Action item: Locate every line below that contains the word "title" and copy it.

Interface dataset entries
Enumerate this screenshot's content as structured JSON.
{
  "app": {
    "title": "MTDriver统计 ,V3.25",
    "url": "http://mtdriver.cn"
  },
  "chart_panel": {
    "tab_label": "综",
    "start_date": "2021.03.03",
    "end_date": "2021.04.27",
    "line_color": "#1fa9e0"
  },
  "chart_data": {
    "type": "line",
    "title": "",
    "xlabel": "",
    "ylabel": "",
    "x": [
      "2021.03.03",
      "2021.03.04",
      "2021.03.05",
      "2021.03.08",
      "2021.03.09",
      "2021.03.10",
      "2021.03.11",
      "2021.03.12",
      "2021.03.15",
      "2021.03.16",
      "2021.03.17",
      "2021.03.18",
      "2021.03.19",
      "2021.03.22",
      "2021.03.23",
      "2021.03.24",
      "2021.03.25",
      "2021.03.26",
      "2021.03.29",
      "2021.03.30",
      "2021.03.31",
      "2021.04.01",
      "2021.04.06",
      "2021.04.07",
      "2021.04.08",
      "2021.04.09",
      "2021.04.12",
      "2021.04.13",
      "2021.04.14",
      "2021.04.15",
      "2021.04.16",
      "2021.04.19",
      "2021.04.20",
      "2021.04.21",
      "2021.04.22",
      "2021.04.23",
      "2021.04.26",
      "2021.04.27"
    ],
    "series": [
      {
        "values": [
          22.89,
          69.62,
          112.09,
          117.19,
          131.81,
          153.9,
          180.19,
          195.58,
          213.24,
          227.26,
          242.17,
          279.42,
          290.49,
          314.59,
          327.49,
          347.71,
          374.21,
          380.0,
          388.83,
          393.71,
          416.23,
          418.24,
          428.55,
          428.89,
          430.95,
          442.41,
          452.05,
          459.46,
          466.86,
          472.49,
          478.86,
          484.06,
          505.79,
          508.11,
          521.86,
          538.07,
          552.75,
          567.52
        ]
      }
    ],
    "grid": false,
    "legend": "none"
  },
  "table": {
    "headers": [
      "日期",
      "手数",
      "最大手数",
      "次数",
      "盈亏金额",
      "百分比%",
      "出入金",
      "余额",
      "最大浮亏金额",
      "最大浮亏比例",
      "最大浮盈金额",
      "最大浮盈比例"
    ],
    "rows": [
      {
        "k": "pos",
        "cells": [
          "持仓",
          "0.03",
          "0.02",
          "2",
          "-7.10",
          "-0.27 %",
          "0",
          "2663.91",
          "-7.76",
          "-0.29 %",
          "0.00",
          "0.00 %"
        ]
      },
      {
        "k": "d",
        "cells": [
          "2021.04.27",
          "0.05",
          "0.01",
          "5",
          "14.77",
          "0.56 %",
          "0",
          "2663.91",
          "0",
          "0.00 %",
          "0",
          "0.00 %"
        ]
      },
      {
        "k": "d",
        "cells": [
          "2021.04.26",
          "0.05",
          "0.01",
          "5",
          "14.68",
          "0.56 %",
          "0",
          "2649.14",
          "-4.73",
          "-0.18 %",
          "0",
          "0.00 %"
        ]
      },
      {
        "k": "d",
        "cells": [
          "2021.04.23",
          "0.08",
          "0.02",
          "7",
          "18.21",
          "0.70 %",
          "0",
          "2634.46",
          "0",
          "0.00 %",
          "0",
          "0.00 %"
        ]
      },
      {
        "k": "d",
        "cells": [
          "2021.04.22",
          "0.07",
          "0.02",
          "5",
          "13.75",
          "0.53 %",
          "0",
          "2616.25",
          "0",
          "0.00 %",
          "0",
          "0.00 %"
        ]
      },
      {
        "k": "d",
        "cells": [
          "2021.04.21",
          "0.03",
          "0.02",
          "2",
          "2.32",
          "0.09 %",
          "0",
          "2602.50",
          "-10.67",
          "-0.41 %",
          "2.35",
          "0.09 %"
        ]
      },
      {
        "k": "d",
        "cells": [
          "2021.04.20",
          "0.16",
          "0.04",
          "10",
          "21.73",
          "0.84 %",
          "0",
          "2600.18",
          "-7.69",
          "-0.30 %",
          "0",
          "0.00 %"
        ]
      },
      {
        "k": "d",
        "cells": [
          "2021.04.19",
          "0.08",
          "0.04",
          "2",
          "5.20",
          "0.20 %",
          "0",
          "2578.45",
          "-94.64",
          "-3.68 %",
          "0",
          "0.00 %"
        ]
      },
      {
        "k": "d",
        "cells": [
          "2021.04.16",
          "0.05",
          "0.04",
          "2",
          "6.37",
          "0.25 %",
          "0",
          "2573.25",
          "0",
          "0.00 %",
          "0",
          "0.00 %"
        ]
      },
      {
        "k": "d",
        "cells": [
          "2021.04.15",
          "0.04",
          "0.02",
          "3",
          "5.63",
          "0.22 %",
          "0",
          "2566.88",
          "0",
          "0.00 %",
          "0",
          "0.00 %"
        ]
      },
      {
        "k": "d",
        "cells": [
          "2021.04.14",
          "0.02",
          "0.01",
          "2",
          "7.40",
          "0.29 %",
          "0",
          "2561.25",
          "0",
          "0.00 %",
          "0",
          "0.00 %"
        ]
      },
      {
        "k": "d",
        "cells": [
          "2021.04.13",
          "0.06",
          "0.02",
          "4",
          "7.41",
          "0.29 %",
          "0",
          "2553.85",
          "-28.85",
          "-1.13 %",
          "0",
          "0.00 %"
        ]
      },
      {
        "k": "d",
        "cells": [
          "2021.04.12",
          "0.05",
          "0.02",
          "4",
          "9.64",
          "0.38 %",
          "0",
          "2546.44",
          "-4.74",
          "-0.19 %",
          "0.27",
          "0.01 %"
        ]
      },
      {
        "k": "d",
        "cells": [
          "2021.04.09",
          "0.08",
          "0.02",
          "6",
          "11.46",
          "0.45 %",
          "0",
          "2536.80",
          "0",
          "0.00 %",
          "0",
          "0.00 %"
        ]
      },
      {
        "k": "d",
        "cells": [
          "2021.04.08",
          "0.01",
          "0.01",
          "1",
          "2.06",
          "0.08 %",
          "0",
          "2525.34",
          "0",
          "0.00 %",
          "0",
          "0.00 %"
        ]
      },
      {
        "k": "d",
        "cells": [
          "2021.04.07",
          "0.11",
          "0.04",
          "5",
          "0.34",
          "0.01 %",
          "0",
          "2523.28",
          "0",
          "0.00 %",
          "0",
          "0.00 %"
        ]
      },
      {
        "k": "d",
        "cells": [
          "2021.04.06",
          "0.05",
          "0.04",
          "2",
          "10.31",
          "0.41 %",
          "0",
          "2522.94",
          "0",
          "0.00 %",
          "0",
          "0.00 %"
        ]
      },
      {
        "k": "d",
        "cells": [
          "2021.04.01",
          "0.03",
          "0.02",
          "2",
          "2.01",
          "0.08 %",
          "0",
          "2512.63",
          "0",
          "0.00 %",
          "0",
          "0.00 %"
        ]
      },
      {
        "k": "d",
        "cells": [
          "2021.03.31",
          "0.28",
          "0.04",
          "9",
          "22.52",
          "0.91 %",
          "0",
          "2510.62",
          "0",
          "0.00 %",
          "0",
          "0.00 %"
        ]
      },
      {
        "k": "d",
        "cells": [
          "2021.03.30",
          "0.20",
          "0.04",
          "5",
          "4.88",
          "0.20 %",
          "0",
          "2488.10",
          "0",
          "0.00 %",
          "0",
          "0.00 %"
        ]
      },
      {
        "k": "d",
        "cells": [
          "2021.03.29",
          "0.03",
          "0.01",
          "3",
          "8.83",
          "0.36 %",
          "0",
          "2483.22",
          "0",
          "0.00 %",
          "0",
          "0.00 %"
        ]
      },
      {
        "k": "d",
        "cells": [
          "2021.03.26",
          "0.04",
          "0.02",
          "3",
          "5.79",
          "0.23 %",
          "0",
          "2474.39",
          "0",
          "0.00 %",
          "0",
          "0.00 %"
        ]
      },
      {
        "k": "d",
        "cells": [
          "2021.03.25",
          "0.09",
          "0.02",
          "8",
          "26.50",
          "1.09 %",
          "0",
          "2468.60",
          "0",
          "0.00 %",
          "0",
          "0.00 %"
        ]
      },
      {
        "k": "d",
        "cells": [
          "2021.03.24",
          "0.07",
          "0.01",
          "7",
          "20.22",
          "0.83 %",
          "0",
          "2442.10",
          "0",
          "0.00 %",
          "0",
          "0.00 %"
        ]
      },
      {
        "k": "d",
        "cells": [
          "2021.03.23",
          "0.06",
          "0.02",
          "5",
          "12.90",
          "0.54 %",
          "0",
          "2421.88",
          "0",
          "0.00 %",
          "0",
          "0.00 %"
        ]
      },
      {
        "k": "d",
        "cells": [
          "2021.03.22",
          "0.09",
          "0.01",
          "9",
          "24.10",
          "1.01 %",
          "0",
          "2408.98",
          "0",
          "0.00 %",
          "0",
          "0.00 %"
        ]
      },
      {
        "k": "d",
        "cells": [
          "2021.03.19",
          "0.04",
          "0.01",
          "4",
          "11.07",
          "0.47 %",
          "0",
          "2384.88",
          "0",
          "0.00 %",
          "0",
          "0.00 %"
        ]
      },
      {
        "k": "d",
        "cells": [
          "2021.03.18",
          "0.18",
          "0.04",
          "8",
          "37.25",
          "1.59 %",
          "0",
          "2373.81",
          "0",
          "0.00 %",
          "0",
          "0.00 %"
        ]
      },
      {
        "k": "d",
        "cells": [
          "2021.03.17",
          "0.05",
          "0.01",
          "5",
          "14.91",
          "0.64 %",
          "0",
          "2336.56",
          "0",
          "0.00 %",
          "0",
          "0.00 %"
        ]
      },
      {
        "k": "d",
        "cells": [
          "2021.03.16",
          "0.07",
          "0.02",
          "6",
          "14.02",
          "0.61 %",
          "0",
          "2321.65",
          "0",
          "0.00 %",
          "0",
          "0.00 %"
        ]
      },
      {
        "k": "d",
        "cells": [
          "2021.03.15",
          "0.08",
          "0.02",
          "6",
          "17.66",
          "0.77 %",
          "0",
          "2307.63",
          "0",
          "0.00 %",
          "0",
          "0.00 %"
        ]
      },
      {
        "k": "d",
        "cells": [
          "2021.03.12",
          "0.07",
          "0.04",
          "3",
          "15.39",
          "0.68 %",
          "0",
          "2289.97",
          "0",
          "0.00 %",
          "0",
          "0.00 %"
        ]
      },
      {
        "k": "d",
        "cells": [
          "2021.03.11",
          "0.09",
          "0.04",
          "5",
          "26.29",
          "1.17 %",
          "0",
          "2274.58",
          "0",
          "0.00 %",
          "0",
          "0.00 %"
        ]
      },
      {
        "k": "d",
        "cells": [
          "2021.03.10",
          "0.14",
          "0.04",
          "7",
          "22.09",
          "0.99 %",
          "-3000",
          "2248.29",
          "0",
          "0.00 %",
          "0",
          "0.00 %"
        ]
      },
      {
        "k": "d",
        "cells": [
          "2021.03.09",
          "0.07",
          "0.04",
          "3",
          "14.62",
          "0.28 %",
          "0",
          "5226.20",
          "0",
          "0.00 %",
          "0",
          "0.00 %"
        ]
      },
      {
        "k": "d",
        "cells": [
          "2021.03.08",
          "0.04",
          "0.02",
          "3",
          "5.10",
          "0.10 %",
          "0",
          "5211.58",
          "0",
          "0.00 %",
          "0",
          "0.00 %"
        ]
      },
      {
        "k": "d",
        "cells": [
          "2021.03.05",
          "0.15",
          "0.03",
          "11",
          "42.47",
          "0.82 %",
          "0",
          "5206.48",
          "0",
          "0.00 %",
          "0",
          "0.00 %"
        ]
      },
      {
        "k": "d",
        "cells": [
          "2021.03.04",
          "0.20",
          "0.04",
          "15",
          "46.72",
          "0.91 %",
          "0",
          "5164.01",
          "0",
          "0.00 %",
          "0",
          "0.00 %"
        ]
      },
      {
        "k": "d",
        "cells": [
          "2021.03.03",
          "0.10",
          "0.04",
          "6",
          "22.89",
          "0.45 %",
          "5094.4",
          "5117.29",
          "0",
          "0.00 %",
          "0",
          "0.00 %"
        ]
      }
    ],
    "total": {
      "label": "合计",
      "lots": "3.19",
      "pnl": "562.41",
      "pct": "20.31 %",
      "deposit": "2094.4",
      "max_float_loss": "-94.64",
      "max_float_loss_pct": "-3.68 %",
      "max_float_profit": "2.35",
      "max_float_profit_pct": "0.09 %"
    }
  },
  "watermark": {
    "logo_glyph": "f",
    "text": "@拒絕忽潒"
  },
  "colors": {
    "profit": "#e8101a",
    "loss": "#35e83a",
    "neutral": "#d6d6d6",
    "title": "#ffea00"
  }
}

Task answer:
    "title": "MTDriver统计 ,V3.25",
    "title": "",
    "title": "#ffea00"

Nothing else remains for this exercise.